**ENTRIES SHOWN:**
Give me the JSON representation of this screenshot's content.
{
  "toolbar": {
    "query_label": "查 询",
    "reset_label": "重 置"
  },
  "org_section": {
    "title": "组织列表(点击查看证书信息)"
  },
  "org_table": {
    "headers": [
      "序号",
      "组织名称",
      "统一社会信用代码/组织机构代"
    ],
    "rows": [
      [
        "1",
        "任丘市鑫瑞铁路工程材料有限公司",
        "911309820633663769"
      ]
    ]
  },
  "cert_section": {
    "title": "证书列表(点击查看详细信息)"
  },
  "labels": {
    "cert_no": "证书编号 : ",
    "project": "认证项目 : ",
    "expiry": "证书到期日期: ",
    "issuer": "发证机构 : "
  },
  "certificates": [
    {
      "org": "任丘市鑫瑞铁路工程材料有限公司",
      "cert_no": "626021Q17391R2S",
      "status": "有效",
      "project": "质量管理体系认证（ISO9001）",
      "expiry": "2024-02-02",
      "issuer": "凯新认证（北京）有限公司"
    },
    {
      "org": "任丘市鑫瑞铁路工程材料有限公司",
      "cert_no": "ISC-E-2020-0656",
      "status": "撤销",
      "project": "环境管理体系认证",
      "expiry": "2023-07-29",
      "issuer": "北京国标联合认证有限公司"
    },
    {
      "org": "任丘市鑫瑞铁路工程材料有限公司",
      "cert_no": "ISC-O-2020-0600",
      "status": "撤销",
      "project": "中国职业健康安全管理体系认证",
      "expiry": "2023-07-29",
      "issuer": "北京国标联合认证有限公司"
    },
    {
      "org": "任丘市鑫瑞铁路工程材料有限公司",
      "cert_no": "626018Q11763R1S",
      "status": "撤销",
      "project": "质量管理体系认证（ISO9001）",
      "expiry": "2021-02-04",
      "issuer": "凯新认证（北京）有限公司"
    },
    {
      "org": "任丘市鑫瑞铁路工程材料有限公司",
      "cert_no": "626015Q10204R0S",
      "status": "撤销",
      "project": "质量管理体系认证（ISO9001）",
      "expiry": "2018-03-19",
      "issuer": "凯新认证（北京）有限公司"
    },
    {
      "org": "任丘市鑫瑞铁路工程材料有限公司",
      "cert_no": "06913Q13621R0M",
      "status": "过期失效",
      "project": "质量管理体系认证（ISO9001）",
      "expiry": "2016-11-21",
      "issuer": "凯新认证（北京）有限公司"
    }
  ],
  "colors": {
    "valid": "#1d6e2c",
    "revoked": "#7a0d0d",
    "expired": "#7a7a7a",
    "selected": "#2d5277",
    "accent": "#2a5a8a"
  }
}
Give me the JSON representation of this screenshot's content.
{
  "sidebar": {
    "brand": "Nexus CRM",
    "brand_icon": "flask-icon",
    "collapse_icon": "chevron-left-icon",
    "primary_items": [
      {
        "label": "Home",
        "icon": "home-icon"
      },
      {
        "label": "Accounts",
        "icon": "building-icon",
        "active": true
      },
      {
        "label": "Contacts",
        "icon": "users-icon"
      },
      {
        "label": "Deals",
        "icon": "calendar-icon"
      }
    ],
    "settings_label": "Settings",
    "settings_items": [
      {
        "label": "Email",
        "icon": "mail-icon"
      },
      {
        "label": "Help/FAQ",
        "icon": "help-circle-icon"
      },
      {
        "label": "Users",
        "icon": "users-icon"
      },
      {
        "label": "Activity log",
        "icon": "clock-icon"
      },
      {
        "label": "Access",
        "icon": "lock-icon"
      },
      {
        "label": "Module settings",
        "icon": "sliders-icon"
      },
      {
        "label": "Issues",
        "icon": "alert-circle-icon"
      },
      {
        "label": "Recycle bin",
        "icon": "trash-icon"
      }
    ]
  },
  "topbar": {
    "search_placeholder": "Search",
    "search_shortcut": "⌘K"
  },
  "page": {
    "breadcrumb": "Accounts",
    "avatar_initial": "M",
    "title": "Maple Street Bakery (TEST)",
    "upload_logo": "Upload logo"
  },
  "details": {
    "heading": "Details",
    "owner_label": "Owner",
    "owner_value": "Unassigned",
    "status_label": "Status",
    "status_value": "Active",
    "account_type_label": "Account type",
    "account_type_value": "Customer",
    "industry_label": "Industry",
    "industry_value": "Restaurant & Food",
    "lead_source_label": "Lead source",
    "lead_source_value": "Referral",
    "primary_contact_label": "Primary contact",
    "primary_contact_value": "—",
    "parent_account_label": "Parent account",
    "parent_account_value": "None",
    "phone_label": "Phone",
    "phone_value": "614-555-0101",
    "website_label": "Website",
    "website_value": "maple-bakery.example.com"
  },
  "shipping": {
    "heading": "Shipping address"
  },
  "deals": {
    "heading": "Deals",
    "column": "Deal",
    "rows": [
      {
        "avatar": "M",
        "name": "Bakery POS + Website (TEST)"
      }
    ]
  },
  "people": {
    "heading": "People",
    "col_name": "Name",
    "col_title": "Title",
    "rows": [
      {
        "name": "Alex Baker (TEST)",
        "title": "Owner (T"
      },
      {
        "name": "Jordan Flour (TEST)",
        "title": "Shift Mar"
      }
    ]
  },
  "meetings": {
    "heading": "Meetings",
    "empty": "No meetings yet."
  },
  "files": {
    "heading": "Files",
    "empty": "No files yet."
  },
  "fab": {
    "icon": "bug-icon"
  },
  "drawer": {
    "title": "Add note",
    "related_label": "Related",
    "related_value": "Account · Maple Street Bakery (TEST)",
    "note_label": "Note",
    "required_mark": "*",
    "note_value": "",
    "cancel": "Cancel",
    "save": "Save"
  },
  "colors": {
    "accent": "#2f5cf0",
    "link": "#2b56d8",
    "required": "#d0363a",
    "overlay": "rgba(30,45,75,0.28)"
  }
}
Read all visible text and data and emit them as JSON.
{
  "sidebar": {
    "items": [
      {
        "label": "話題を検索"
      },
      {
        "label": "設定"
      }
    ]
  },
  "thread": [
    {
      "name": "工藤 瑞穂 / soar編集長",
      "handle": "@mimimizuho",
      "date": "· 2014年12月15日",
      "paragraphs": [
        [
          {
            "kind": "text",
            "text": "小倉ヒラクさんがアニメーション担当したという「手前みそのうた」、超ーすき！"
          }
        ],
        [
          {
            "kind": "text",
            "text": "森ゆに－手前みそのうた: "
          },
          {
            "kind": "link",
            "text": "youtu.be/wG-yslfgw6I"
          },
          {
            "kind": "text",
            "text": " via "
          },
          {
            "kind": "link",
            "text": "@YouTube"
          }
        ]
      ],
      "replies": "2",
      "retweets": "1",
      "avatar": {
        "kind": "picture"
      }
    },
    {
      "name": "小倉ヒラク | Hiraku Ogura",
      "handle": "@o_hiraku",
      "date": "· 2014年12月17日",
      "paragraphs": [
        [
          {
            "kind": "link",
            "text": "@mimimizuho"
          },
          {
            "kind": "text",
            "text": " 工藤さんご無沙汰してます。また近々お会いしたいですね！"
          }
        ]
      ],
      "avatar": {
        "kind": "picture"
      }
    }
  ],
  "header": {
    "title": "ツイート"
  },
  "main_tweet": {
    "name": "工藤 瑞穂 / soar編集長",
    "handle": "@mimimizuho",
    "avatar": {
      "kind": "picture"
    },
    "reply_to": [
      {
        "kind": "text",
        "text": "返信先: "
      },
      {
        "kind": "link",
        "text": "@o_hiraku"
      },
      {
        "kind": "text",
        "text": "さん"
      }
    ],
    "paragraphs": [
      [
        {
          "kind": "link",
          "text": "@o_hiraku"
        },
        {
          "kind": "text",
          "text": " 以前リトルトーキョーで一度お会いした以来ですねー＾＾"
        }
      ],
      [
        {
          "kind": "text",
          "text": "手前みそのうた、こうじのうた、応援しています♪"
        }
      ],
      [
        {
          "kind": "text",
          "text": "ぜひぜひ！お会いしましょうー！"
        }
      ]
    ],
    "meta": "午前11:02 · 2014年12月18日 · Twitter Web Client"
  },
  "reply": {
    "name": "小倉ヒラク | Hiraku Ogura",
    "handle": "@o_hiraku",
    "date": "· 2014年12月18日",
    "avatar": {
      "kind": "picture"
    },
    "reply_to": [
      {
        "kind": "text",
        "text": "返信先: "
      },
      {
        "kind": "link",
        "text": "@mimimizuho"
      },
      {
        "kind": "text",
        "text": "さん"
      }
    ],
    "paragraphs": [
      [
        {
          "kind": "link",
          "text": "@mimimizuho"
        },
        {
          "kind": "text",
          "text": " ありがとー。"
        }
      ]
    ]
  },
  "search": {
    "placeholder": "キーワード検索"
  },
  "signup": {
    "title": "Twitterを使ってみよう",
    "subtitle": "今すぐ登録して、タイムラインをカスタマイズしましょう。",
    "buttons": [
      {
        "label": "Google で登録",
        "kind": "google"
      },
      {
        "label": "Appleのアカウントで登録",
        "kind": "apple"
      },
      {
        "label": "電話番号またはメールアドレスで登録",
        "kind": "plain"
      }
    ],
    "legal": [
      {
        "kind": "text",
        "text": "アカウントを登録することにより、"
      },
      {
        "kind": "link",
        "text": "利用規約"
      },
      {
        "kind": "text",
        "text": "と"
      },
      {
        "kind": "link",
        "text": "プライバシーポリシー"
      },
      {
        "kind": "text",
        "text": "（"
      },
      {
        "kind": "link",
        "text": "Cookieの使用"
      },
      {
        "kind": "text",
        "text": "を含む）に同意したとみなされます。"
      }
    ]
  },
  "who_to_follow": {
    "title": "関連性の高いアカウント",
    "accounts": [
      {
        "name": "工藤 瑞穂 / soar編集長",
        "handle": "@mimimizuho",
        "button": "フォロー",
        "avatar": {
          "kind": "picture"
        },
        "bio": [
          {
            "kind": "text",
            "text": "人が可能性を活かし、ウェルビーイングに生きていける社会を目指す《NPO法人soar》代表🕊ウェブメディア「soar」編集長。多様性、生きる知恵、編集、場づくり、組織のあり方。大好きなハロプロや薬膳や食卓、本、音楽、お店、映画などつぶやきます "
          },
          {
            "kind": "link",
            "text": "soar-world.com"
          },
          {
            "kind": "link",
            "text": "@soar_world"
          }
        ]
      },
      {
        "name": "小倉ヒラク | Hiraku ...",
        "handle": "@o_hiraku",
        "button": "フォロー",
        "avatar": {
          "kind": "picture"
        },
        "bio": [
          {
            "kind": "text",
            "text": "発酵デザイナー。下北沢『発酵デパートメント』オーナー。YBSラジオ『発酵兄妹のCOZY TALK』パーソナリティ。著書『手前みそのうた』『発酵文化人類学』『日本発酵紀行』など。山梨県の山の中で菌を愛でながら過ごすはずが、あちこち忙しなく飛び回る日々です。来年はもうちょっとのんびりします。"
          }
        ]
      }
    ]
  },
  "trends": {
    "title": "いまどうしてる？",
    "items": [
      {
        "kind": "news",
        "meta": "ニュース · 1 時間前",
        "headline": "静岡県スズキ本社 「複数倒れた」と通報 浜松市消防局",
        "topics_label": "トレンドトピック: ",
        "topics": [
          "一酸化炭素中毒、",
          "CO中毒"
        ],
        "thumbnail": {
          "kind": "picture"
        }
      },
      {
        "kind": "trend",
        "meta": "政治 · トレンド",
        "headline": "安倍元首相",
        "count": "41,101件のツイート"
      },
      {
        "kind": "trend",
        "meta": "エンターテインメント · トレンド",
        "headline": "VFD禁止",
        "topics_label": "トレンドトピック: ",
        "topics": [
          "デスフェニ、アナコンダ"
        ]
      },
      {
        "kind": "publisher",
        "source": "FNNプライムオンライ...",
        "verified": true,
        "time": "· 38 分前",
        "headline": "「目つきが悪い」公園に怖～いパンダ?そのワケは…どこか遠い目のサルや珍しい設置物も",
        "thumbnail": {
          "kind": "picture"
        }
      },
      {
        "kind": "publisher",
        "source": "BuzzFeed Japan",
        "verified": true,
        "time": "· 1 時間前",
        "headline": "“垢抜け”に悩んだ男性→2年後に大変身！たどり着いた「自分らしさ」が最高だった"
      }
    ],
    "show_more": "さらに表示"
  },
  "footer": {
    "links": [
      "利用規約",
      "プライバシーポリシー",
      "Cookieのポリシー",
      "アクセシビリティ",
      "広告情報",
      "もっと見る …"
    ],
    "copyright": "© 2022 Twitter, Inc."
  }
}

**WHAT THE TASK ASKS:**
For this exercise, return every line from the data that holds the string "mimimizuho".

**RESPONSE TO THIS EXERCISE:**
      "handle": "@mimimizuho",
            "text": "@mimimizuho"
    "handle": "@mimimizuho",
        "text": "@mimimizuho"
          "text": "@mimimizuho"
        "handle": "@mimimizuho",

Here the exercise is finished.